Every line in the data below that includes "text" belongs in the answer, copied as it stands.

· · · · ·

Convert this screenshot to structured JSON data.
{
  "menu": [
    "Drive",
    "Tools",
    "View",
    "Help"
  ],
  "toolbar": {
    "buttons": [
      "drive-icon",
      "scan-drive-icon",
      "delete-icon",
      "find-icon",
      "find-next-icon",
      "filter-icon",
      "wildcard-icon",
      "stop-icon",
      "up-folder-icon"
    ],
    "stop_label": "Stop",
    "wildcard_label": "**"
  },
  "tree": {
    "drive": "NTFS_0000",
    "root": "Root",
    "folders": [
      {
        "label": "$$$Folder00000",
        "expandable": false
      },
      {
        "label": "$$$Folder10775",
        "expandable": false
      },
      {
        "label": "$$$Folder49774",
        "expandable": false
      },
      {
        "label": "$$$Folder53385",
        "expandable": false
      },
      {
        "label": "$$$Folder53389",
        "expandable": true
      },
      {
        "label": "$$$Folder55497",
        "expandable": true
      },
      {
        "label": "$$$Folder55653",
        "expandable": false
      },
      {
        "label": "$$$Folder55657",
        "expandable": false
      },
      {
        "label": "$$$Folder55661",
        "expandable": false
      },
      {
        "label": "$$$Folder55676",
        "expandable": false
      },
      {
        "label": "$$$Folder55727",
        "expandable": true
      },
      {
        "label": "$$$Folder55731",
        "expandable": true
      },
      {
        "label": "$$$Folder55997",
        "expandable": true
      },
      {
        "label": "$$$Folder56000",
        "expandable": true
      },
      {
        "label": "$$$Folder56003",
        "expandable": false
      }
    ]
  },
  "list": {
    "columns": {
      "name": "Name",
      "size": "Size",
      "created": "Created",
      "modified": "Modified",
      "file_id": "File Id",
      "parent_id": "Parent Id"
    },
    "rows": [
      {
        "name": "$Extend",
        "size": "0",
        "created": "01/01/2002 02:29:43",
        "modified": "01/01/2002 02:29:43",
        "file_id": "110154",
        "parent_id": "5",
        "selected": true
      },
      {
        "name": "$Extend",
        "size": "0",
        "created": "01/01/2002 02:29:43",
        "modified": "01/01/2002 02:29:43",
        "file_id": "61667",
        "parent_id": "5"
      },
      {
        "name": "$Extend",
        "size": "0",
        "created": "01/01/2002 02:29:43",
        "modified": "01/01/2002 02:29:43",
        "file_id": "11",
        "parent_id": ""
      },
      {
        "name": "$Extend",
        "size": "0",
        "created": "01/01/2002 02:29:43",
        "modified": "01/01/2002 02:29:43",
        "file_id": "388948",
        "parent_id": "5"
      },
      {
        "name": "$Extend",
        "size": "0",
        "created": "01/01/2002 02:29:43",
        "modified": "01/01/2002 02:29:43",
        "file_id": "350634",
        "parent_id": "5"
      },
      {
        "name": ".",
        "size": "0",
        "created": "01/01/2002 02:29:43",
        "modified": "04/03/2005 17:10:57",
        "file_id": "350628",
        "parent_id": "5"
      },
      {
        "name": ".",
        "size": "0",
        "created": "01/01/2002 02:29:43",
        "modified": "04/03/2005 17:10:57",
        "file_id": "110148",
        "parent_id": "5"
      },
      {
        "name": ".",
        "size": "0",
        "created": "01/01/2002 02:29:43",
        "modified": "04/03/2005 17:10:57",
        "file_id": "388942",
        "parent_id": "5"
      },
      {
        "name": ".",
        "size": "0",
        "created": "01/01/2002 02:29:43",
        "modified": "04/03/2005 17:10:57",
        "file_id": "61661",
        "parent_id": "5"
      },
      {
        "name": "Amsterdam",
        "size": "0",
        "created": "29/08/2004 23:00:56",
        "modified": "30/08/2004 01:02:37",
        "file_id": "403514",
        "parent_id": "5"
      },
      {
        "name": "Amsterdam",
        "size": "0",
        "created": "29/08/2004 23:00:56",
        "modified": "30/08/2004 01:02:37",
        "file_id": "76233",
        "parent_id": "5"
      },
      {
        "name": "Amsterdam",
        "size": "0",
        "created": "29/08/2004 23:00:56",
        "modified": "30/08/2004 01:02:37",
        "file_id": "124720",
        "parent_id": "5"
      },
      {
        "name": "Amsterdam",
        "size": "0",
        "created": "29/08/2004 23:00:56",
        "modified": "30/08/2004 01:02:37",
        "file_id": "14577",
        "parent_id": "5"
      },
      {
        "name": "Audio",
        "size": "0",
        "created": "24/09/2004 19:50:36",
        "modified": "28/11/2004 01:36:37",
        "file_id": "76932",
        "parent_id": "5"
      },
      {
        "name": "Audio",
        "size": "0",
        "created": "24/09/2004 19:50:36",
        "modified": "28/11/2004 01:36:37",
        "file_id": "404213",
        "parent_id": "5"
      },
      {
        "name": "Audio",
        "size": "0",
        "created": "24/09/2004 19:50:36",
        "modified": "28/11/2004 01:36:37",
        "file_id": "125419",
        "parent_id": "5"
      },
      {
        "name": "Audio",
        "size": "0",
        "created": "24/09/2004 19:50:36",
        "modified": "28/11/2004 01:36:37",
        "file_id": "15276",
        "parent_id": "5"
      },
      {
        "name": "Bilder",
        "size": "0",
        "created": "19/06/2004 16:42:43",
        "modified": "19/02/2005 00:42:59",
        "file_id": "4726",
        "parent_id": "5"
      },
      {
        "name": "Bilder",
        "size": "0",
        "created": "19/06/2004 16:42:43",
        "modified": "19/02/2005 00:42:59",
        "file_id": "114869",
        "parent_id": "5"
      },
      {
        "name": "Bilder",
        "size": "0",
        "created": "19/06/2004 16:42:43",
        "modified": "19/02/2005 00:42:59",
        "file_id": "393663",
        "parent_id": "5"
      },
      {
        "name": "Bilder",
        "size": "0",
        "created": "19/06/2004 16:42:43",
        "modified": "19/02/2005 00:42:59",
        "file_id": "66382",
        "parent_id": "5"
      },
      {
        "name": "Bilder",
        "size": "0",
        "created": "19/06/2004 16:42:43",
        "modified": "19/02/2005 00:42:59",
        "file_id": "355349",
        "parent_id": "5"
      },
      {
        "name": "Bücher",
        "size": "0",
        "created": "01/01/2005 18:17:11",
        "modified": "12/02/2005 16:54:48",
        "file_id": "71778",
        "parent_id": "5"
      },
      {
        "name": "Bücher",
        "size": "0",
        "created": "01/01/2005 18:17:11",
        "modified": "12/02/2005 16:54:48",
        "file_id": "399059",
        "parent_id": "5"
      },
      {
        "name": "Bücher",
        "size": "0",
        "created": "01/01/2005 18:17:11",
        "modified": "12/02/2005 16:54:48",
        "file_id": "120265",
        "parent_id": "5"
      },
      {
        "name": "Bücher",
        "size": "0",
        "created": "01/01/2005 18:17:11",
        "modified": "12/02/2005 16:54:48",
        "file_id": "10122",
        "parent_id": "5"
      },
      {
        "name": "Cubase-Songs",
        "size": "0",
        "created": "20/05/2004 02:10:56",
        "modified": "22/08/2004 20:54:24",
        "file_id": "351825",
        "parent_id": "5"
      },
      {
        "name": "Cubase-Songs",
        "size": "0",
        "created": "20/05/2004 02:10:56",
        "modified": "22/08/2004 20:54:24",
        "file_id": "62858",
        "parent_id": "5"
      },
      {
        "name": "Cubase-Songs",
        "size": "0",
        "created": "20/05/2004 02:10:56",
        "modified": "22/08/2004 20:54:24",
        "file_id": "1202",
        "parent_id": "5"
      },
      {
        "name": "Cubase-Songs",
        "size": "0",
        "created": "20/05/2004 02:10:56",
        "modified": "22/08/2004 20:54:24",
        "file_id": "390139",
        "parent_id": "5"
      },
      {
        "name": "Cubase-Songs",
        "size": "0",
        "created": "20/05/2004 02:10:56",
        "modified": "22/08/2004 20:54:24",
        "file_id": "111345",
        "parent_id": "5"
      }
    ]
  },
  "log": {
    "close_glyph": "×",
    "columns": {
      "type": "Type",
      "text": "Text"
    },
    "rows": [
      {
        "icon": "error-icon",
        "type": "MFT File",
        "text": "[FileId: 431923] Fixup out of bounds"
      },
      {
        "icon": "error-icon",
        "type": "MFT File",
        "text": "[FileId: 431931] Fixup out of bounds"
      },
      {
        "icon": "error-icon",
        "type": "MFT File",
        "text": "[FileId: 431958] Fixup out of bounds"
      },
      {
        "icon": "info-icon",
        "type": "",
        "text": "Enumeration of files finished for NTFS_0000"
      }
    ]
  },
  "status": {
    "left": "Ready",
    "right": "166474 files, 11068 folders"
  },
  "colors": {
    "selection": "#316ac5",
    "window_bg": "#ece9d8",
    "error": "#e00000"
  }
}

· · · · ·

**Answer below**.
      "text": "Text"
        "text": "[FileId: 431923] Fixup out of bounds"
        "text": "[FileId: 431931] Fixup out of bounds"
        "text": "[FileId: 431958] Fixup out of bounds"
        "text": "Enumeration of files finished for NTFS_0000"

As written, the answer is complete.